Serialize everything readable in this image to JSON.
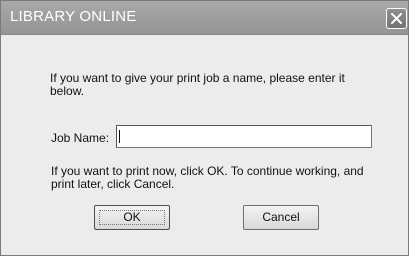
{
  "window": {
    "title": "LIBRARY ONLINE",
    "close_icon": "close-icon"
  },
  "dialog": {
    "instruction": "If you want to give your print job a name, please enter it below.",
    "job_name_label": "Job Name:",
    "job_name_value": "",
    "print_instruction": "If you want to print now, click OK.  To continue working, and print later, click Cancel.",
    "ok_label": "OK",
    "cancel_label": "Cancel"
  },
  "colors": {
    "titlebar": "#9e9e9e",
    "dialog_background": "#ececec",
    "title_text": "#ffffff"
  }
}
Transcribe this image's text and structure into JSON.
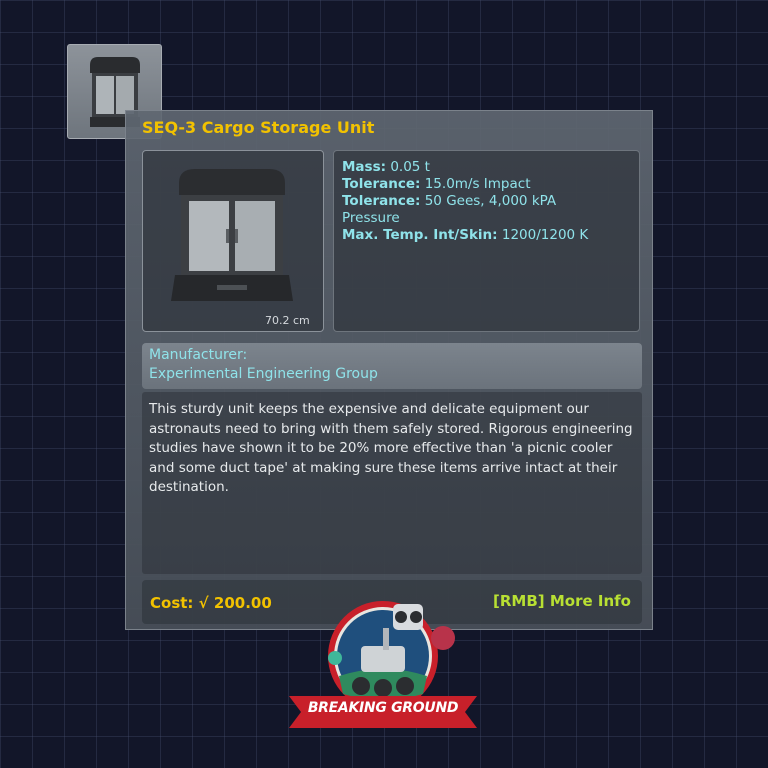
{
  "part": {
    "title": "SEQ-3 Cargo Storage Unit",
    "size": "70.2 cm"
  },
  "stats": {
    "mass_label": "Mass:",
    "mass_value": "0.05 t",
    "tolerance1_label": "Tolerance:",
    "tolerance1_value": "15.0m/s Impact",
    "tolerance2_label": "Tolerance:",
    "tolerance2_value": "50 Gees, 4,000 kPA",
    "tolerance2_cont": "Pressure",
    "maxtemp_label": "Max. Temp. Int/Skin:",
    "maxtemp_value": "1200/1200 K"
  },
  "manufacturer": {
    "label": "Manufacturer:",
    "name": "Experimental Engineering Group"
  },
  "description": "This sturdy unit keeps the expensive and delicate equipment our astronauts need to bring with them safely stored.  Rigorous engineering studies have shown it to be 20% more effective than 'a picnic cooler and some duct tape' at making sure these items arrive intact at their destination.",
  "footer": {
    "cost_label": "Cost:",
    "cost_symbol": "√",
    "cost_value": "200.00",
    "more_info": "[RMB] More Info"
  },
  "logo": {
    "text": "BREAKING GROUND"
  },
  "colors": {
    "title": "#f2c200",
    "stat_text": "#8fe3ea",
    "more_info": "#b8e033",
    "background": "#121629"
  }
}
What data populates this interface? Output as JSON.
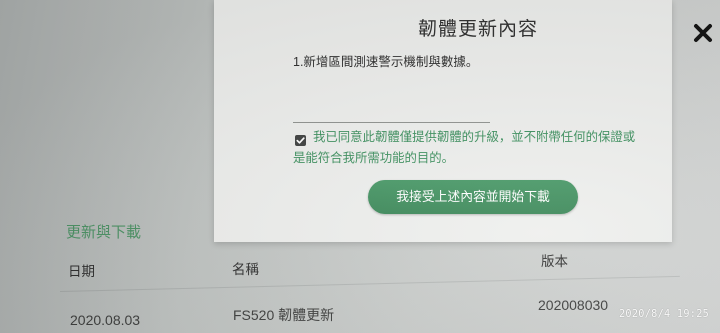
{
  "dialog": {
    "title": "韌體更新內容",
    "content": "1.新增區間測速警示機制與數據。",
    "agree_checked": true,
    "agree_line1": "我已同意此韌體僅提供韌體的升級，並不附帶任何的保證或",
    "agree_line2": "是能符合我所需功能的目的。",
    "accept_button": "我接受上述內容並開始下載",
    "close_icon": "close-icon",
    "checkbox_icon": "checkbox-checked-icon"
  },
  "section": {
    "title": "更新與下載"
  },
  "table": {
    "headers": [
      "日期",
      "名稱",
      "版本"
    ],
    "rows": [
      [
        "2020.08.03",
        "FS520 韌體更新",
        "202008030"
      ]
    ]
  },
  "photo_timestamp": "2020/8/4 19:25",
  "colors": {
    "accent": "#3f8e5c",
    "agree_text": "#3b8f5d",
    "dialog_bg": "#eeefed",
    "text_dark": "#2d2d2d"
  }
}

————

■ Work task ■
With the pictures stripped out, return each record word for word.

■ Task solution ■
Serialize everything readable in this image to JSON.
{
  "window": {
    "title": "LIBRARY ONLINE",
    "close_icon": "close-icon"
  },
  "dialog": {
    "instruction": "If you want to give your print job a name, please enter it below.",
    "job_name_label": "Job Name:",
    "job_name_value": "",
    "print_instruction": "If you want to print now, click OK.  To continue working, and print later, click Cancel.",
    "ok_label": "OK",
    "cancel_label": "Cancel"
  },
  "colors": {
    "titlebar": "#9e9e9e",
    "dialog_background": "#ececec",
    "title_text": "#ffffff"
  }
}
Transcribe this image's text and structure into JSON.
{
  "part": {
    "title": "SEQ-3 Cargo Storage Unit",
    "size": "70.2 cm"
  },
  "stats": {
    "mass_label": "Mass:",
    "mass_value": "0.05 t",
    "tolerance1_label": "Tolerance:",
    "tolerance1_value": "15.0m/s Impact",
    "tolerance2_label": "Tolerance:",
    "tolerance2_value": "50 Gees, 4,000 kPA",
    "tolerance2_cont": "Pressure",
    "maxtemp_label": "Max. Temp. Int/Skin:",
    "maxtemp_value": "1200/1200 K"
  },
  "manufacturer": {
    "label": "Manufacturer:",
    "name": "Experimental Engineering Group"
  },
  "description": "This sturdy unit keeps the expensive and delicate equipment our astronauts need to bring with them safely stored.  Rigorous engineering studies have shown it to be 20% more effective than 'a picnic cooler and some duct tape' at making sure these items arrive intact at their destination.",
  "footer": {
    "cost_label": "Cost:",
    "cost_symbol": "√",
    "cost_value": "200.00",
    "more_info": "[RMB] More Info"
  },
  "logo": {
    "text": "BREAKING GROUND"
  },
  "colors": {
    "title": "#f2c200",
    "stat_text": "#8fe3ea",
    "more_info": "#b8e033",
    "background": "#121629"
  }
}
What data populates this interface? Output as JSON.
{
  "dialog": {
    "title": "韌體更新內容",
    "content": "1.新增區間測速警示機制與數據。",
    "agree_checked": true,
    "agree_line1": "我已同意此韌體僅提供韌體的升級，並不附帶任何的保證或",
    "agree_line2": "是能符合我所需功能的目的。",
    "accept_button": "我接受上述內容並開始下載",
    "close_icon": "close-icon",
    "checkbox_icon": "checkbox-checked-icon"
  },
  "section": {
    "title": "更新與下載"
  },
  "table": {
    "headers": [
      "日期",
      "名稱",
      "版本"
    ],
    "rows": [
      [
        "2020.08.03",
        "FS520 韌體更新",
        "202008030"
      ]
    ]
  },
  "photo_timestamp": "2020/8/4 19:25",
  "colors": {
    "accent": "#3f8e5c",
    "agree_text": "#3b8f5d",
    "dialog_bg": "#eeefed",
    "text_dark": "#2d2d2d"
  }
}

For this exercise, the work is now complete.